Do you have any effective haggle tips?

Marketing Ploys of the Toothpaste Industry

I know what you’re thinking: is she really going to talk about something as controversial and sexy as toothpaste?  Though not the most exciting topic, it’s something that we use on a daily basis as practitioners of basic hygiene habits and $1.8 billion is spent on toothpaste annually, so it’s at least worth briefly discussing.  Read the rest of my article at Economag!

Having the Ramos Legs

Growing up, I remember having stockier legs than the other girls – everyone seemed to have thin legs, and I was so envious of that.  When I asked my mom why my legs didn’t look like the other girls, she just stated matter of fact, “You have the Ramos* legs – I have them, grandma has them, and your aunts have them.”  She said this not really shamefully, nor wistfully even, but with a connotation that it’s just something I had to deal with.

So throughout my teen and college years, I struggled with the fact that I had the Ramos legs, and that they were just something I had to live with.  I remember feeling awkward how everyone had room in the thighs when wearing shorts, while mine were more snug.  I remember constantly wearing black tights to make them appear slimmer, despite the silhouette just making them shapelier.  And I remember sneaking to borrow my mom’s Thigh Master, in hopes that constantly doing them will give me legs like Suzanne Somers.  Countless things to try and slim them down, because I just didn’t accept them, and deep inside, didn’t accept me.

Then, I found running, and after awhile, I noticed something going on with my legs.  As I started testing my boundaries and capabilities of what I can accomplish through them, I noticed they weren’t really getting any slimmer, but they were getting more muscular and more defined.  Beyond these physical changes, I noticed that my perspective on them changed – not automatically, but over time.  That my legs are what they are, and they’re not stocky – they’re muscular, strong, and resilient.  They can handle enough endurance to complete marathons and half-marathons, and all the training miles associated with it.  They’ve taken me on countless hikes, the Trans-Catalina Trail, and the summit of Mt. Whitney.  And they’ve helped me bike the California coastline, and constantly forgive me despite giving them battle scars from the countless times I’ve toppled over my mountain bike.

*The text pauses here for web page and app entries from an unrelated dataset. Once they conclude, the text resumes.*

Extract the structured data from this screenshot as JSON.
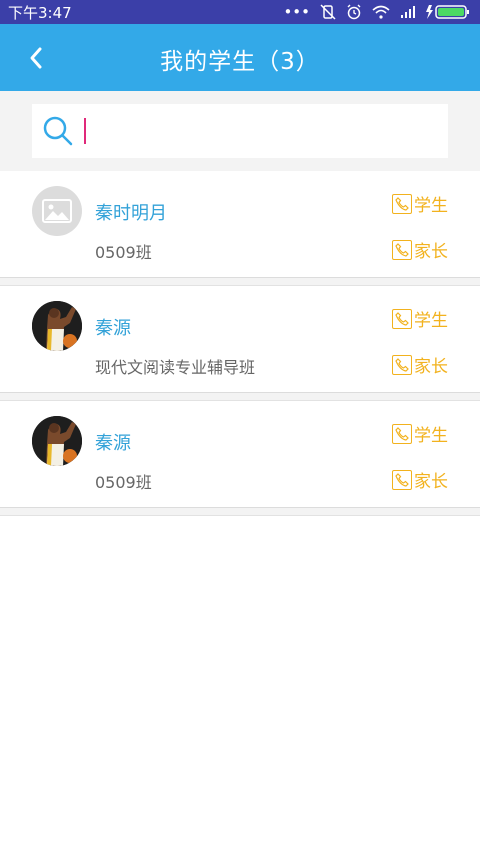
{
  "status_bar": {
    "time": "下午3:47",
    "dots": "•••"
  },
  "header": {
    "title": "我的学生（3）"
  },
  "search": {
    "placeholder": ""
  },
  "students": [
    {
      "name": "秦时明月",
      "class": "0509班",
      "avatar": "placeholder-image-icon",
      "call_student_label": "学生",
      "call_parent_label": "家长"
    },
    {
      "name": "秦源",
      "class": "现代文阅读专业辅导班",
      "avatar": "basketball-player-photo",
      "call_student_label": "学生",
      "call_parent_label": "家长"
    },
    {
      "name": "秦源",
      "class": "0509班",
      "avatar": "basketball-player-photo",
      "call_student_label": "学生",
      "call_parent_label": "家长"
    }
  ],
  "colors": {
    "header": "#33a9e8",
    "statusbar": "#3b3fa8",
    "name": "#33a2d8",
    "call": "#f2b21e",
    "caret": "#e0297a"
  }
}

They’re strong and have endured so much, and, over time it started to gel that I view them this way because I am strong and have endured, not only with my physical activities but also from some life challenges.  And, I’ve realized, that these Ramos legs are the best things I could have inherited from my mom’s side of the family.  All these amazing women who have endured and gone through so much – raising children, divorces, financial hardships – yet still push forth.  And we all carry this family heirloom that not only have a strong presence in the physical sense, but is symbolic of our inner strength and endurance for life’s constant challenges.  Because of this, I am no longer dealing or accepting the fact that I have Ramos legs – but I’m proud of it.

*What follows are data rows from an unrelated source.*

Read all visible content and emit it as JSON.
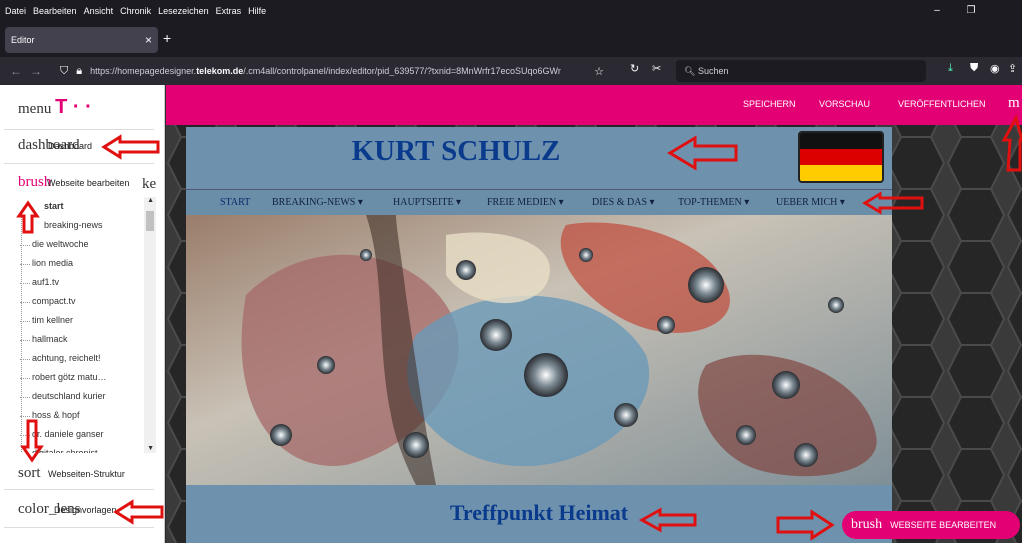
{
  "browser": {
    "menu": [
      "Datei",
      "Bearbeiten",
      "Ansicht",
      "Chronik",
      "Lesezeichen",
      "Extras",
      "Hilfe"
    ],
    "tab_title": "Editor",
    "url_prefix": "https://homepagedesigner.",
    "url_domain": "telekom.de",
    "url_rest": "/.cm4all/controlpanel/index/editor/pid_639577/?txnid=8MnWrfr17ecoSUqo6GWr",
    "search_placeholder": "Suchen"
  },
  "sidebar": {
    "menu_label": "menu",
    "logo_text": "T · ·",
    "dashboard_icon": "dashboard",
    "dashboard_label": "Dashboard",
    "brush_icon": "brush",
    "edit_label": "Webseite bearbeiten",
    "edit_suffix": "ke",
    "tree": [
      "start",
      "breaking-news",
      "die weltwoche",
      "lion media",
      "auf1.tv",
      "compact.tv",
      "tim kellner",
      "hallmack",
      "achtung, reichelt!",
      "robert götz matu…",
      "deutschland kurier",
      "hoss & hopf",
      "dr. daniele ganser",
      "digitaler chronist"
    ],
    "sort_icon": "sort",
    "structure_label": "Webseiten-Struktur",
    "color_icon": "color_lens",
    "design_label": "Designvorlagen"
  },
  "topbar": {
    "save": "SPEICHERN",
    "preview": "VORSCHAU",
    "publish": "VERÖFFENTLICHEN",
    "more": "m"
  },
  "site": {
    "title": "KURT SCHULZ",
    "nav": [
      "START",
      "BREAKING-NEWS ▾",
      "HAUPTSEITE ▾",
      "FREIE MEDIEN ▾",
      "DIES & DAS ▾",
      "TOP-THEMEN ▾",
      "UEBER MICH ▾"
    ],
    "subtitle": "Treffpunkt Heimat"
  },
  "fab": {
    "icon": "brush",
    "label": "WEBSEITE BEARBEITEN"
  },
  "colors": {
    "brand": "#e20074",
    "site_bg": "#6e92ad",
    "title": "#0a3a8c",
    "annotation": "#e01010"
  }
}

So if I’m lucky enough to have a daughter someday, and she also carries the Ramos legs and wonders why her legs are shaped the way they are, I’m just going to respond, “Because you have the Ramos legs – Congratulations!  It means you’re strong, resilient, and capable of whatever lies ahead of you.”

*Ramos used to depict my mom’s maiden name, though it’s not really so.

Watch Linebackers, Don’t Eat Like One – Healthy Game Day Recipes

Now that football season has officially kicked off, people all over the U.S. are tuning in multiple nights a week to watch one of America’s favorite past times.  How many?  According to Nielsen ratings, though there was a decline in 2011, in 2012 there was still an average of 16.6 million viewers per televised game.  Whenever we watch with friends, the array of food tends to be fried, fat-laden, and/or nutritionally deficient.  Though I’m not immune to indulging in the delectable treats every now and then, I’m usually “that” person who usually brings something healthy when watching the game.  After scouring the internet for healthy dish alternatives, here’s some bona fide crowd pleasers that won’t make you grow into a linebacker while watching them: Click the link to check out all the delicious recipes!